**PROBLEM TO WORK ON:** Only the lines of the data holding the string "title" need to be returned.

(App and web page records)
= = = = = = =
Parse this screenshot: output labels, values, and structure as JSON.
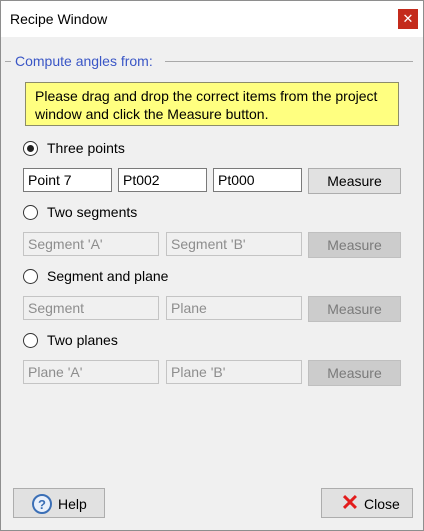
{
  "window": {
    "title": "Recipe Window",
    "close_glyph": "✕"
  },
  "group": {
    "title": "Compute angles from:"
  },
  "note": "Please drag and drop the correct items from the project window and click the Measure button.",
  "options": [
    {
      "label": "Three points",
      "checked": true,
      "fields": [
        "Point 7",
        "Pt002",
        "Pt000"
      ],
      "measure": "Measure"
    },
    {
      "label": "Two segments",
      "checked": false,
      "fields": [
        "Segment 'A'",
        "Segment 'B'"
      ],
      "measure": "Measure"
    },
    {
      "label": "Segment and plane",
      "checked": false,
      "fields": [
        "Segment",
        "Plane"
      ],
      "measure": "Measure"
    },
    {
      "label": "Two planes",
      "checked": false,
      "fields": [
        "Plane 'A'",
        "Plane 'B'"
      ],
      "measure": "Measure"
    }
  ],
  "footer": {
    "help_label": "Help",
    "help_icon": "?",
    "close_label": "Close",
    "close_icon": "✕"
  },
  "colors": {
    "accent": "#3a56c6",
    "note_bg": "#ffff80",
    "close_red": "#c42b1c"
  }
}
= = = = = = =
**SOLVED EXERCISE:**
    "title": "Recipe Window",
    "title": "Compute angles from:"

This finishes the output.